Central Vision

Figure 10.5 shows a cross-section of a human eye. The incoming light is focused by the lens and falls onto the retina that lines the back of the eye. Different parts of the retina have different types of light-sensitive cells on them. In the central section

TABLE 10.5

Coloured Light on Different Coloured Surfaces

surface/

Ught

Colour

Red

Blue

Green

Yellow

Red

Bright red

Bluish red

Yellow-red

Light red

Blue

Red-purple

Bright blue

Dark green-blue

Reddish purple

Green

Olive green

Green-blue

Bright green

Yellow-green

Yellow

Red-orange

Reddish brown

Greenish yellow

Bright orange

Brown

Brown-red

Blue-brown

Dark olive brown

Brownish orange

Source: Modified from Woodson (1981).

Central Vision

FIGURE 10.4 Relative sensitivity of the eye for different wavelengths of light.

Central Vision

FIGURE 10.5 Cross-section of the human eye.

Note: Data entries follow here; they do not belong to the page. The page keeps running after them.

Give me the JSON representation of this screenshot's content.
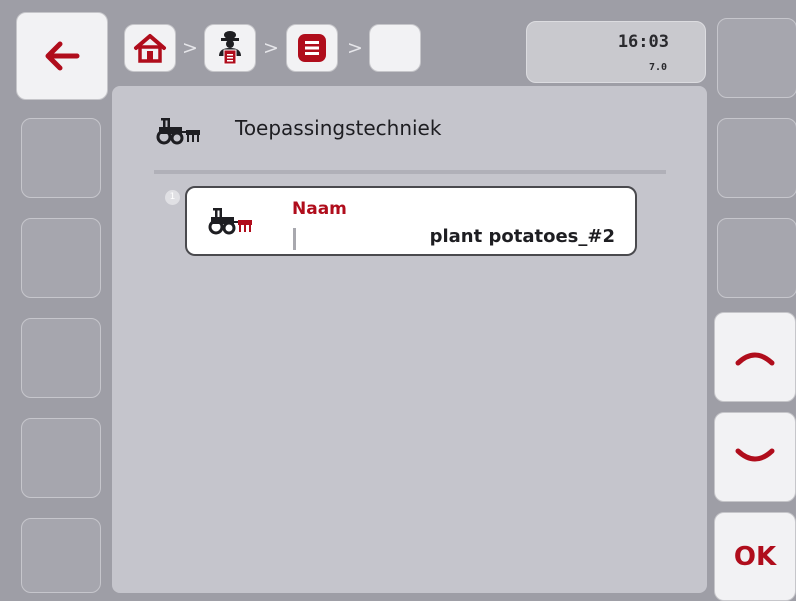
{
  "nav": {
    "back_icon": "arrow-left-icon"
  },
  "breadcrumbs": [
    {
      "icon": "home-icon"
    },
    {
      "icon": "operator-icon"
    },
    {
      "icon": "list-menu-icon"
    },
    {
      "icon": ""
    }
  ],
  "breadcrumb_separator": ">",
  "status": {
    "time": "16:03",
    "version": "7.0"
  },
  "header": {
    "title": "Toepassingstechniek",
    "icon": "tractor-implement-icon"
  },
  "list": {
    "items": [
      {
        "index": "1",
        "label": "Naam",
        "value": "plant potatoes_#2",
        "icon": "tractor-implement-icon"
      }
    ]
  },
  "softkeys": {
    "scroll_up_icon": "chevron-up-icon",
    "scroll_down_icon": "chevron-down-icon",
    "ok_label": "OK"
  },
  "colors": {
    "accent": "#b00d1c",
    "background": "#9e9ea6",
    "panel": "#c5c5cc",
    "key": "#f2f2f4"
  }
}
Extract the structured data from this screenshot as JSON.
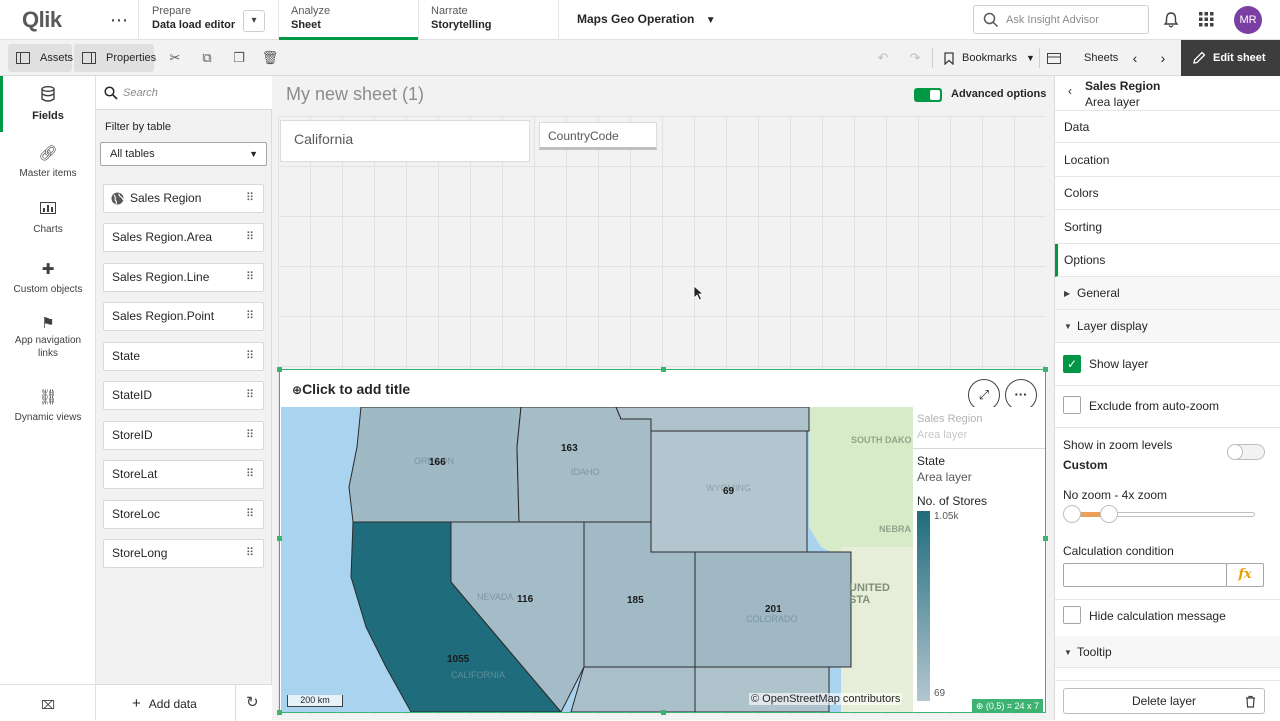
{
  "header": {
    "logo": "Qlik",
    "nav": [
      {
        "top": "Prepare",
        "bottom": "Data load editor"
      },
      {
        "top": "Analyze",
        "bottom": "Sheet"
      },
      {
        "top": "Narrate",
        "bottom": "Storytelling"
      }
    ],
    "app_name": "Maps Geo Operation",
    "search_placeholder": "Ask Insight Advisor",
    "avatar_initials": "MR"
  },
  "toolbar": {
    "assets": "Assets",
    "properties": "Properties",
    "bookmarks": "Bookmarks",
    "sheets": "Sheets",
    "edit_sheet": "Edit sheet"
  },
  "rail": [
    {
      "label": "Fields",
      "icon": "database-icon"
    },
    {
      "label": "Master items",
      "icon": "link-icon"
    },
    {
      "label": "Charts",
      "icon": "bar-chart-icon"
    },
    {
      "label": "Custom objects",
      "icon": "puzzle-icon"
    },
    {
      "label": "App navigation links",
      "icon": "signpost-icon"
    },
    {
      "label": "Dynamic views",
      "icon": "dynamic-views-icon"
    }
  ],
  "fields_panel": {
    "search_placeholder": "Search",
    "filter_label": "Filter by table",
    "filter_value": "All tables",
    "items": [
      "Sales Region",
      "Sales Region.Area",
      "Sales Region.Line",
      "Sales Region.Point",
      "State",
      "StateID",
      "StoreID",
      "StoreLat",
      "StoreLoc",
      "StoreLong"
    ],
    "add_data": "Add data"
  },
  "sheet": {
    "title": "My new sheet (1)",
    "advanced_options": "Advanced options",
    "filter1": "California",
    "filter2": "CountryCode"
  },
  "map": {
    "title": "Click to add title",
    "values": {
      "oregon": "166",
      "idaho": "163",
      "wyoming": "69",
      "nevada": "116",
      "utah": "185",
      "colorado": "201",
      "california": "1055"
    },
    "state_labels": {
      "idaho": "IDAHO",
      "wyoming": "WYOMING",
      "colorado": "COLORADO",
      "california": "CALIFORNIA",
      "oregon": "OREGON",
      "nevada": "NEVADA"
    },
    "bg_labels": {
      "south_dakota": "SOUTH DAKO",
      "nebraska": "NEBRA",
      "united_states": "UNITED STA"
    },
    "scale": "200 km",
    "attribution": "© OpenStreetMap contributors",
    "status": "⊕ (0,5)  ⌗ 24 x 7",
    "legend": {
      "layer1_name": "Sales Region",
      "layer1_type": "Area layer",
      "layer2_name": "State",
      "layer2_type": "Area layer",
      "measure": "No. of Stores",
      "max": "1.05k",
      "min": "69"
    },
    "colors": {
      "high": "#1f6c7c",
      "low": "#b3c6d0"
    }
  },
  "properties": {
    "header_title": "Sales Region",
    "header_sub": "Area layer",
    "sections": [
      "Data",
      "Location",
      "Colors",
      "Sorting",
      "Options"
    ],
    "general": "General",
    "layer_display": "Layer display",
    "show_layer": "Show layer",
    "exclude_autozoom": "Exclude from auto-zoom",
    "zoom_levels": "Show in zoom levels",
    "zoom_mode": "Custom",
    "zoom_range": "No zoom - 4x zoom",
    "calc_condition": "Calculation condition",
    "fx": "fx",
    "hide_calc_msg": "Hide calculation message",
    "tooltip": "Tooltip",
    "delete_layer": "Delete layer"
  }
}
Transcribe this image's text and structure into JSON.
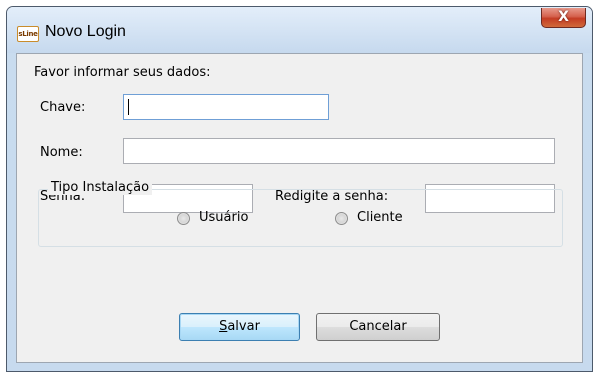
{
  "window": {
    "title": "Novo Login",
    "icon_label": "sLine",
    "close_symbol": "X"
  },
  "form": {
    "intro": "Favor informar seus dados:",
    "chave_label": "Chave:",
    "chave_value": "",
    "nome_label": "Nome:",
    "nome_value": "",
    "senha_label": "Senha:",
    "senha_value": "",
    "redigite_label": "Redigite a senha:",
    "redigite_value": ""
  },
  "install_type": {
    "title": "Tipo Instalação",
    "options": [
      {
        "label": "Usuário",
        "selected": false
      },
      {
        "label": "Cliente",
        "selected": false
      }
    ]
  },
  "buttons": {
    "save": "Salvar",
    "cancel": "Cancelar"
  }
}
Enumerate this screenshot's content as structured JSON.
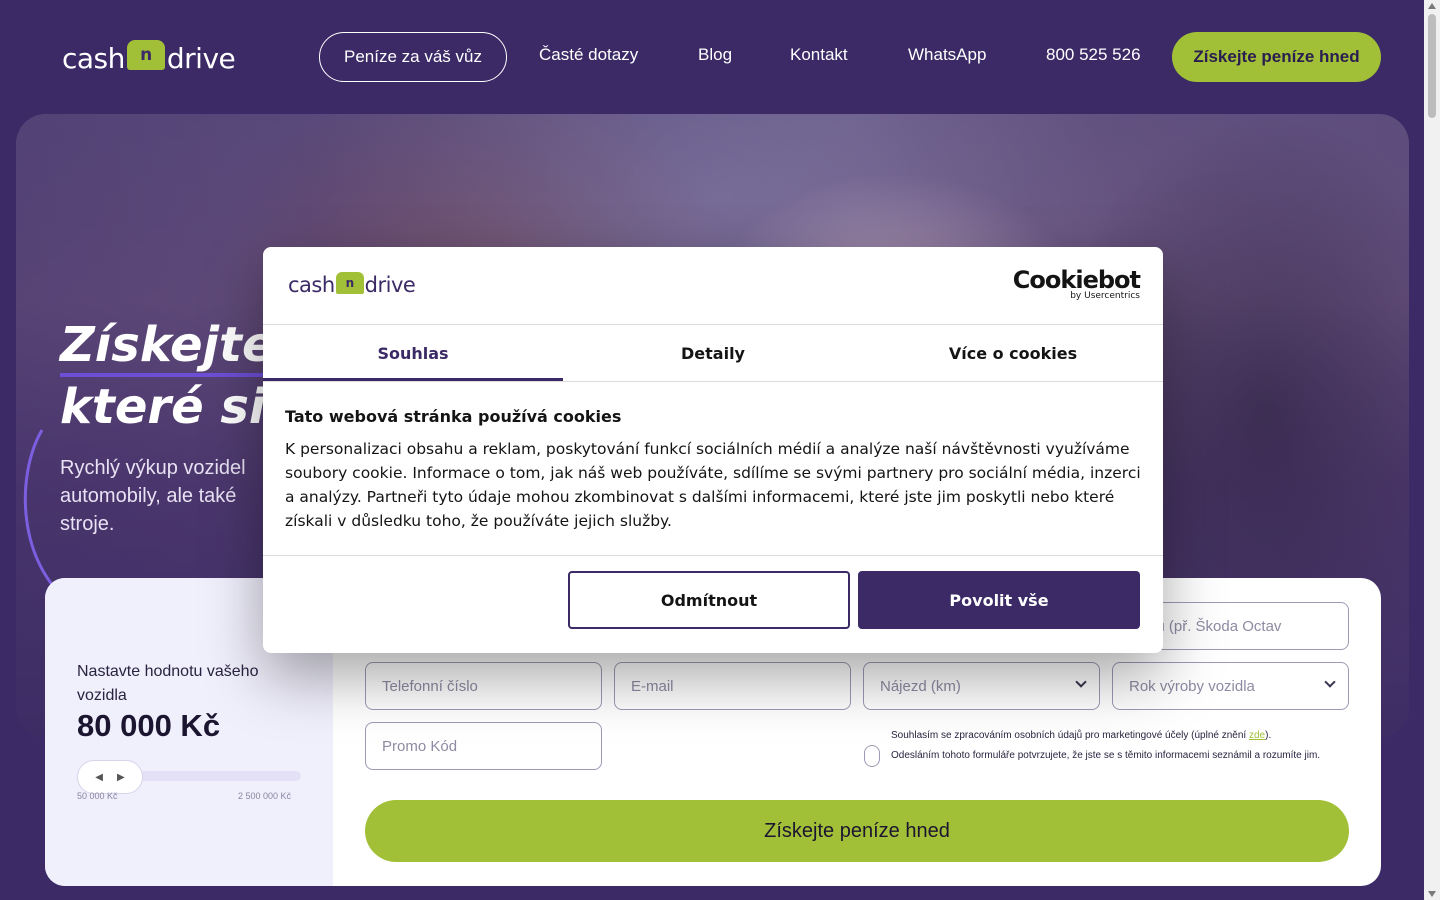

(fovea) are cones (see Figure 10.6), which are less sensitive to light. The cones are used for detailed imaging, and have a very different ability to distinguish detail from the rods that are found more peripherally around the retina; the rods are considerably more sensitive to light. The rods are used mainly for night vision and the cones for daylight vision. The cones help us distinguish colour.